Do Institutions Own Shares In Mount Gibson Iron Limited (ASX:MGX)?

A look at the shareholders of Mount Gibson Iron Limited (ASX:MGX) can tell us which group is most powerful. Large companies usually have institutions as shareholders, and we usually see insiders owning shares in smaller companies. Companies that have been privatized tend to have low insider ownership.

Mount Gibson Iron is not a large company by global standards. It has a market capitalization of AU$1.1b, which means it wouldn’t have the attention of many institutional investors. In the chart below below, we can see that institutions are noticeable on the share registry. Let’s delve deeper into each type of owner, to discover more about MGX.

Check out our latest analysis for Mount Gibson Iron

ASX:MGX Ownership Summary, March 24th 2019
ASX:MGX Ownership Summary, March 24th 2019

What Does The Institutional Ownership Tell Us About Mount Gibson Iron?

Institutional investors commonly compare their own returns to the returns of a commonly followed index. So they generally do consider buying larger companies that are included in the relevant benchmark index.

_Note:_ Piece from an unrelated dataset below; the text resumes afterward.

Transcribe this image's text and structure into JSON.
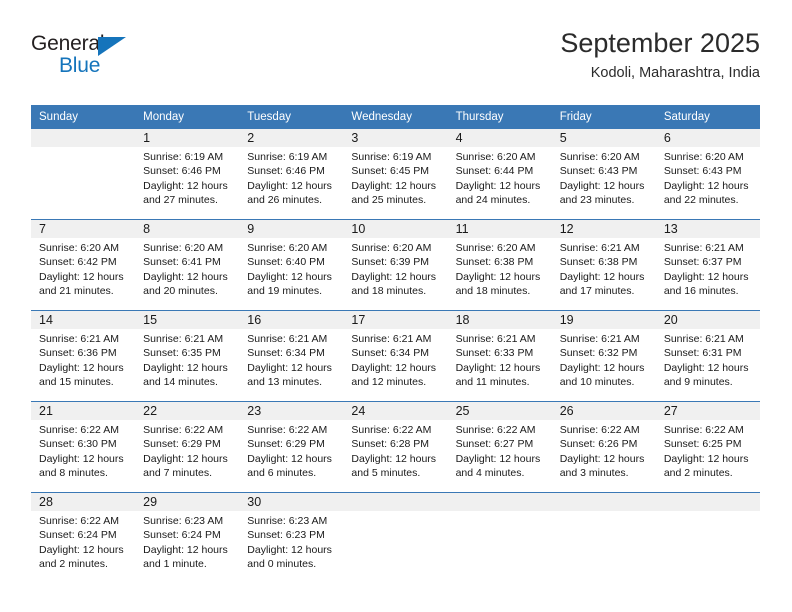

Mount Gibson Iron already has institutions on the share registry. Indeed, they own 25% of the company. This suggests some credibility amongst professional investors. But we can’t rely on that fact alone, since institutions make bad investments sometimes, just like everyone does. If multiple institutions change their view on a stock at the same time, you could see the share price drop fast. It’s therefore worth looking at Mount Gibson Iron’s earnings history, below. Of course, the future is what really matters.

ASX:MGX Income Statement, March 24th 2019
ASX:MGX Income Statement, March 24th 2019

Hedge funds don’t have many shares in Mount Gibson Iron. There is some analyst coverage of the stock, but it could still become more well known, with time.

Insider Ownership Of Mount Gibson Iron

The definition of an insider can differ slightly between different countries, but members of the board of directors always count. The company management answer to the board; and the latter should represent the interests of shareholders. Notably, sometimes top-level managers are on the board, themselves.

Insider ownership is positive when it signals leadership are thinking like the true owners of the company. However, high insider ownership can also give immense power to a small group within the company. This can be negative in some circumstances.

Our most recent data indicates that insiders own some shares in Mount Gibson Iron Limited. In their own names, insiders own AU$11m worth of stock in the AU$1.1b company. This shows at least some alignment. You can click here to see if those insiders have been buying or selling.

General Public Ownership

The general public holds a 22% stake in MGX. This size of ownership, while considerable, may not be enough to change company policy if the decision is not in sync with other large shareholders.

Private Company Ownership

Our data indicates that Private Companies hold 3.9%, of the company’s shares. It might be worth looking deeper into this. If related parties, such as insiders, have an interest in one of these private companies, that should be disclosed in the annual report. Private companies may also have a strategic interest in the company.

Public Company Ownership

Public companies currently own 48% of MGX stock. We can’t be certain, but this is quite possible this is a strategic stake. The businesses may be similar, or work together.

Next Steps:

While it is well worth considering the different groups that own a company, there are other factors that are even more important.

Many find it useful to take an in depth look at how a company has performed in the past. You can access this detailed graph of past earnings, revenue and cash flow .

But ultimately it is the future, not the past, that will determine how well the owners of this business will do. Therefore we think it advisable to take a look at this free report showing whether analysts are predicting a brighter future.

NB: Figures in this article are calculated using data from the last twelve months, which refer to the 12-month period ending on the last date of the month the financial statement is dated. This may not be consistent with full year annual report figures.

We aim to bring you long-term focused research analysis driven by fundamental data. Note that our analysis may not factor in the latest price-sensitive company announcements or qualitative material.

If you spot an error that warrants correction, please contact the editor at editorial-team@simplywallst.com. This article by Simply Wall St is general in nature. It does not constitute a recommendation to buy or sell any stock, and does not take account of your objectives, or your financial situation. Simply Wall St has no position in the stocks mentioned. Thank you for reading.